The first line of the program sets the stack pointer to point at memory address 1000. I have written an entire separate post on setting up the stack pointer so I won't describe it in detail again here.
D 1004 MOV #23420, @#172542
This line moves the value that we want to count down from into the Count Set Buffer (BUF) of the progammable clock. The value 23420 (in octal) is 10000 (in decimal). Since I'm planning on using the 10kHz clock, this means that the programmable clock will count down from this value to zero (and therefore generate an interrupt) once every second.
D 1012 MOV #113, @#172540
This line configures the programmable clock by moving a certain bit pattern, in this case 0ctal 113, into the Control and Status Register (CSR) of the programmable clock.
The CSR bits have the following meanings:
Bit 0 is the RUN bit. When set to 1 it starts the counter running.
Bits 1 and 2 are the RATE SELECT bits. They choose the speed of the programmable clock as follows (bit 1 = 0, bit 2 = 0) selects 100kHz, (bit 1 = 1, bit 2 = 0) selects 10kHz, (bit 1 = 0, bit 2 = 1) selects line clock speed and (bit 1 = 1, bit 2 = 1) selects the external clock input.
Bit 3 is the MODE bit. When set to 1 it selects repeated interrupt mode, when set to 0 it selects single interrupt mode.
Bit 4 is the UP/DN bit. When set to 1 is means that the counter should count up. When set to 0 it means that the counter should cound down.
Bit 5 is the FIX bit. This is used for single clocking mode used as a maintenance aid. This is a write only bit and whenever a 1 is written to it by the program the counter is clocked by one count.
Bit 6 is the INTR ENB bit. This bit is set to allow the programmable clock to generate interrupts.
Bit 7 is the DONE bit. This bit is read only and is set by the progammable clock to indicate that the count up/down to/from the configured value has been completed.
Bits 8-14 are unused.
Bit 15 is the ERROR bit. This bit is read only and is set by the programmable clock to indicate an error condition. Specifically, it is set when the programmable clock is in repeated interrupt mode (i.e. MODE = 1) and a second interrupt is generated before the preceding interrupt has been serviced by the CPU.
The value of 113 (binary 0 000 000 001 001 011) therefore means;
Start running the programmable clock (RUN = 1)
Set the clock speed to 1okHz (RATE SELECT = 01)
Generate repeated interrupts (MODE = 1)
Count down from the configured value (UP/DN = 0)
Enable generation of interrupts (INTR ENB = 1)
D 1020 NOP
Now we have a NOP instruction, which is a stylistic choice that I have made. I chose to develop this program in this way so that there is an explicit instruction location to branch back to. You could leave this line out and branch to the next instruction if you prefer.
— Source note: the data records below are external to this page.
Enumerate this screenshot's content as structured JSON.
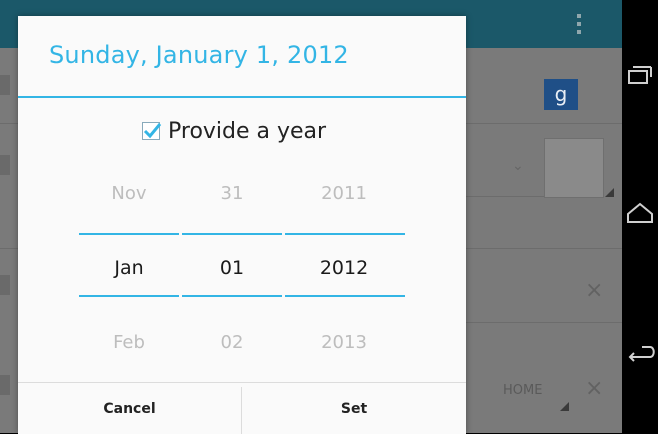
{
  "dialog": {
    "title": "Sunday, January 1, 2012",
    "year_checkbox": {
      "label": "Provide a year",
      "checked": true
    },
    "pickers": {
      "month": {
        "prev": "Nov",
        "current": "Jan",
        "next": "Feb"
      },
      "day": {
        "prev": "31",
        "current": "01",
        "next": "02"
      },
      "year": {
        "prev": "2011",
        "current": "2012",
        "next": "2013"
      }
    },
    "buttons": {
      "cancel": "Cancel",
      "set": "Set"
    }
  },
  "background_app": {
    "badge_letter": "g",
    "home_label": "HOME",
    "clear_symbol": "×"
  },
  "navigation_bar": {
    "icons": [
      "recent-apps-icon",
      "home-icon",
      "back-icon"
    ]
  },
  "colors": {
    "accent": "#33b5e5",
    "dim_overlay": "#7a7a7a",
    "action_bar": "#1b5869"
  }
}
D 1022 CMP R0, #200 D 1026 BEQ 1040
The next two lines compare our current R0 value to the (arbitrarily selected) upper limit value of 200. If we have reached our limit then we branch to address 1040 where we reset the value of R0 back to zero and start again.
D 1030 MOV R0, #177570 D 1034 BR 1020
If R0 has not yet reached the upper limit value then we display the value contained in R0 to the panel and branch back to the top of the loop again.
D 1040 MOV #0, R0 D 1044 BR 1020
If R0 has reached the upper limit value then we reset the value in R0 to zero and branch back to the top of the loop again.
; programmable clock interrupt handler D 1200 INC R0 D 1202 RTI
This is the code that handles an interrupt from the progammable clock. All we do is increment R0 and then return from the interrupt.
RESET ALL SET CPU IDLE ; CPU priority is 5 D PSW 000240 D PC 001000
Finally, we reset all devices and enable CPU idle detection in the emulator.
We set the initial PSW to a value of 240, which sets the initial CPU priority to 5. The programmable clock generates interrupts of priority 6, so the CPU will handle the programmable clock interrupts.
We set the intial value of the PC to 1000, the beginning of the program.
And that's it. To run the program start the PDP-11 emulator with this boot.ini file and type "go".
Hope you found this interesting!
The reference that I used while developing this post was the (pretty confusing) KW11-P programmable real time clock manual.